Problem requirements:
From the entries provided below, copy each line that contains the word "CompanyName".

Records supplied:
● ● ● ● ●
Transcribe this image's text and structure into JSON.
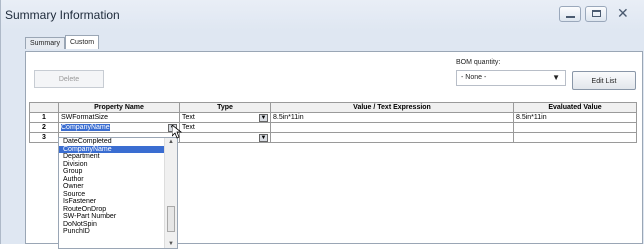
{
  "window": {
    "title": "Summary Information"
  },
  "tabs": [
    "Summary",
    "Custom"
  ],
  "toolbar": {
    "delete_label": "Delete",
    "bom_label": "BOM quantity:",
    "bom_value": "- None -",
    "edit_list_label": "Edit List"
  },
  "table": {
    "headers": [
      "Property Name",
      "Type",
      "Value / Text Expression",
      "Evaluated Value"
    ],
    "rows": [
      {
        "num": "1",
        "name": "SWFormatSize",
        "type": "Text",
        "value": "8.5in*11in",
        "evaluated": "8.5in*11in"
      },
      {
        "num": "2",
        "name": "CompanyName",
        "type": "Text",
        "value": "",
        "evaluated": ""
      },
      {
        "num": "3",
        "name": "",
        "type": "",
        "value": "",
        "evaluated": ""
      }
    ]
  },
  "dropdown": {
    "items": [
      "DateCompleted",
      "CompanyName",
      "Department",
      "Division",
      "Group",
      "Author",
      "Owner",
      "Source",
      "IsFastener",
      "RouteOnDrop",
      "SW-Part Number",
      "DoNotSpin",
      "PunchID"
    ],
    "selected": "CompanyName"
  },
  "colors": {
    "selection": "#3a6dd1",
    "window_bg": "#dfe7f2"
  }
}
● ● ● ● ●
Problem solution:
        "name": "CompanyName",
      "CompanyName",
    "selected": "CompanyName"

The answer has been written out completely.